The Eviction Process: What to Know as a Whittier, CA Landlord
There are a few compelling reasons to evict a resident in Whittier. When your residents violate the lease and refuse to correct their actions, you can evict them. If you discover that illegal activities are occurring inside the home or the residents are causing property damage, you can evict them.
However, the most common reason to evict a resident is nonpayment of rent. If your resident is behind in rental payments and no other method of rent collection has worked, it’s important that you move quickly to remove that resident and regain possession. In California, an eviction is called an Unlawful Detainer, and it’s a lawsuit you must pursue through the courts.

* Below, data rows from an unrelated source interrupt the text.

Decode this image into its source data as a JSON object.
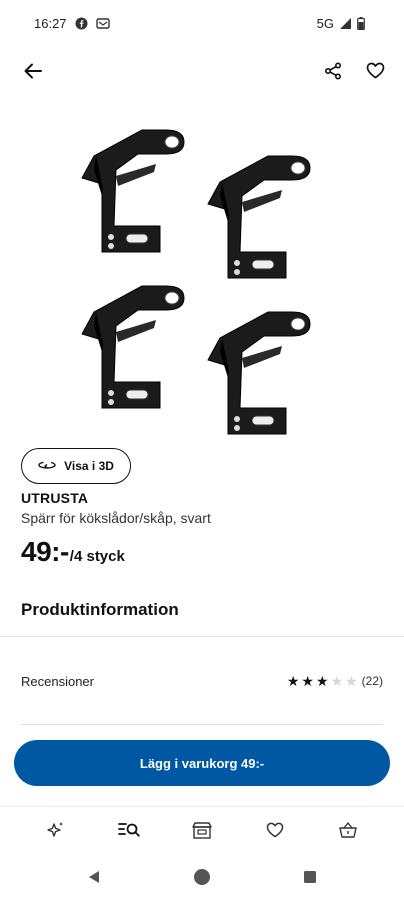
{
  "status_bar": {
    "time": "16:27",
    "network": "5G",
    "icons": [
      "facebook-icon",
      "notification-icon",
      "signal-icon",
      "battery-icon"
    ]
  },
  "top_bar": {
    "icons": [
      "back-arrow-icon",
      "share-icon",
      "heart-icon"
    ]
  },
  "product": {
    "image_icon": "cabinet-bracket-image",
    "view_3d_label": "Visa i 3D",
    "name": "UTRUSTA",
    "description": "Spärr för kökslådor/skåp, svart",
    "price": "49:-",
    "price_unit": "/4 styck"
  },
  "sections": {
    "product_info_title": "Produktinformation"
  },
  "reviews": {
    "label": "Recensioner",
    "rating": 3,
    "max_rating": 5,
    "count": "(22)"
  },
  "cta": {
    "label": "Lägg i varukorg 49:-",
    "color": "#0058a3"
  },
  "bottom_nav": {
    "items": [
      "sparkle-icon",
      "search-list-icon",
      "store-icon",
      "heart-icon",
      "basket-icon"
    ]
  },
  "system_nav": {
    "items": [
      "back-triangle-icon",
      "home-circle-icon",
      "recents-square-icon"
    ]
  }
}
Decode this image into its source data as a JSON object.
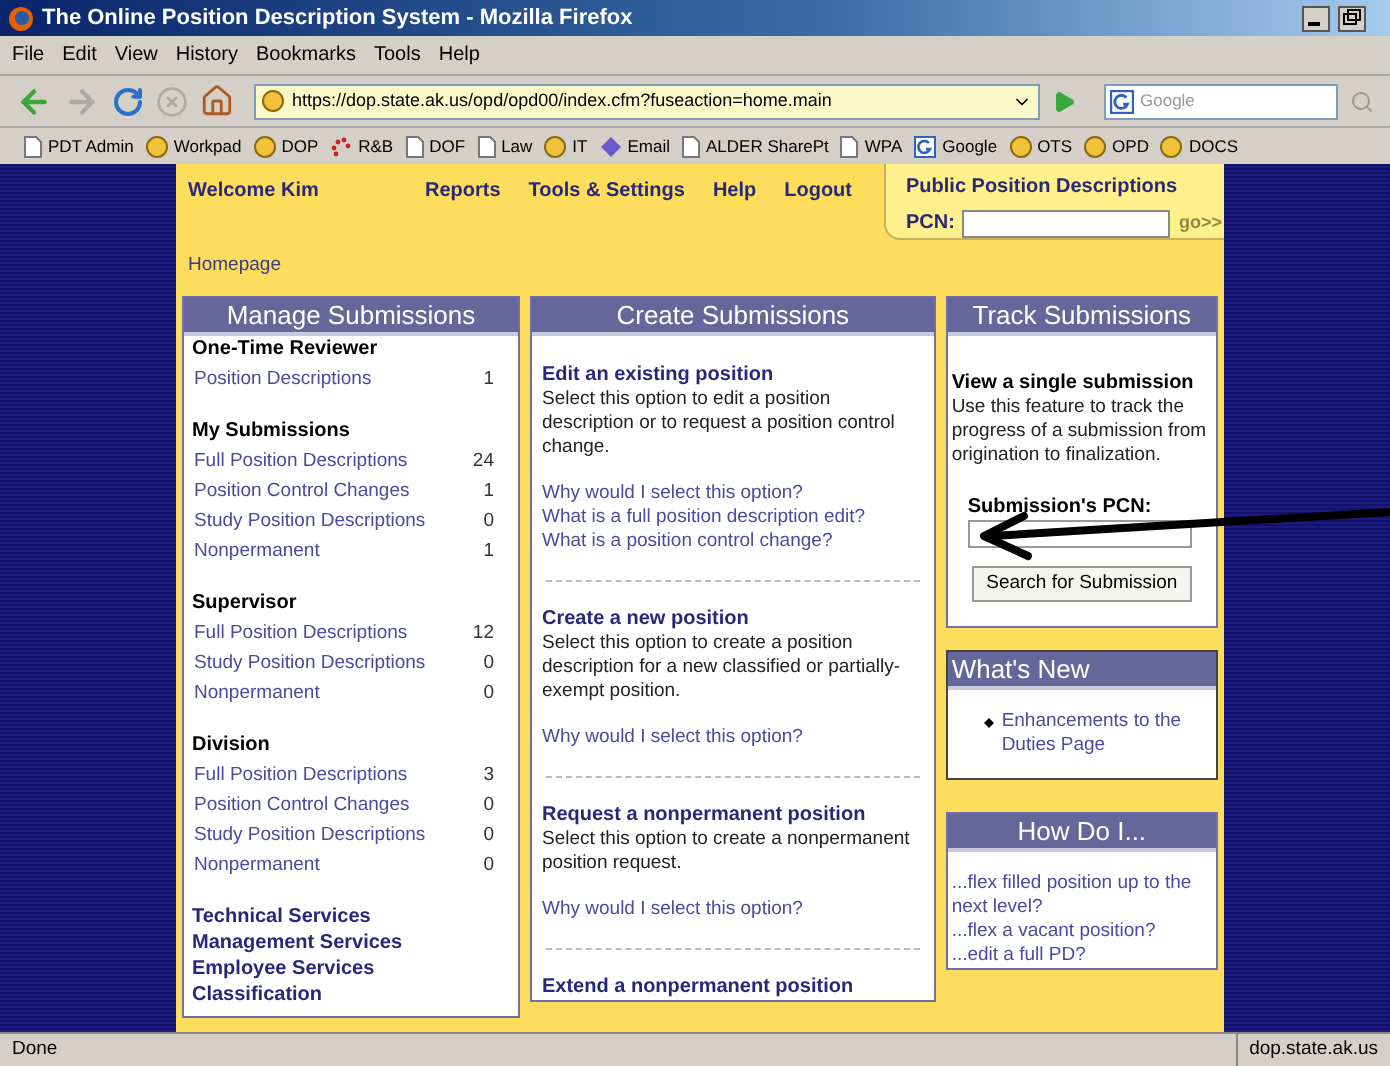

You cannot change the locks or turn off the utilities on your resident, even if they haven’t paid in months.
Today, we’re providing a general overview of the California eviction process so you’ll know what to do if you need to remove a resident.
Serve a Three Day Notice
When rent has not been paid and your resident has not responded to your calls or reminders, the first thing you want to do is serve a Three-Day Notice to Pay or Quit. This is a written notice that tells the residents rent has not been paid, and they have three days to either catch up with the rental payment or move out of the property. Your notice should include the amount that’s due but make sure you’re not including late fees on the notice. And notify the resident that non-compliance will result in an eviction lawsuit. Serve this notice to your resident in person or attach it to the front door of the property in a conspicuous place where it won’t be missed.
File a Complaint in Court
You’ll need to wait three full business days before you do anything else. Most residents will pay rent within this period because they won’t want to deal with an eviction or incur additional late fees on the rent they already owe you. Sometimes, they’ll contact you to try and set up a payment arrangement or ask if they can have a few more days to pay. You can handle this in any way that you want. It’s okay to agree to a payment arrangement or a later payment, but don’t stop the eviction process until you have the rent collected. Otherwise, you’ll have to start over.
If the three days come and go without a payment, the next step is to go to court and file for eviction. We recommend that you get help from an attorney at this point. While you can go through the court process on your own, a single mistake will set you back and cost you additional time and money. Eviction attorneys are worth their fees. They understand the court process and they know the judges. This experience can help you get a quicker and more favorable end result.
The clerk will have a Summons and Complaint served to the residents, and they will have an opportunity to respond. A court date is set, and you’ll need to prepare to make your case for eviction.
Obtaining a Writ of Possession
Once the hearing date arrives, anything can happen. It’s possible your residents won’t show up and you’ll get an automatic judgment. If they do show up, the judge may order you to try to work something out, or you may each be given the opportunity to share your argument in court. Ultimately, if you can demonstrate that the resident has not paid rent, you will win possession of your property back. The judge will give the residents a specific number of days to move out, and you’ll be granted a Writ of Possession. If the tenants do not move out on their own, you’ll need to contact the sheriff to enforce the Writ and physically remove them.
The Whittier eviction process isn’t terribly complex, but it does have a lot of details and nuances that must be handled properly. If you have any questions about tenant evictions, please contact us at LS Property Management. We’d be happy to help you.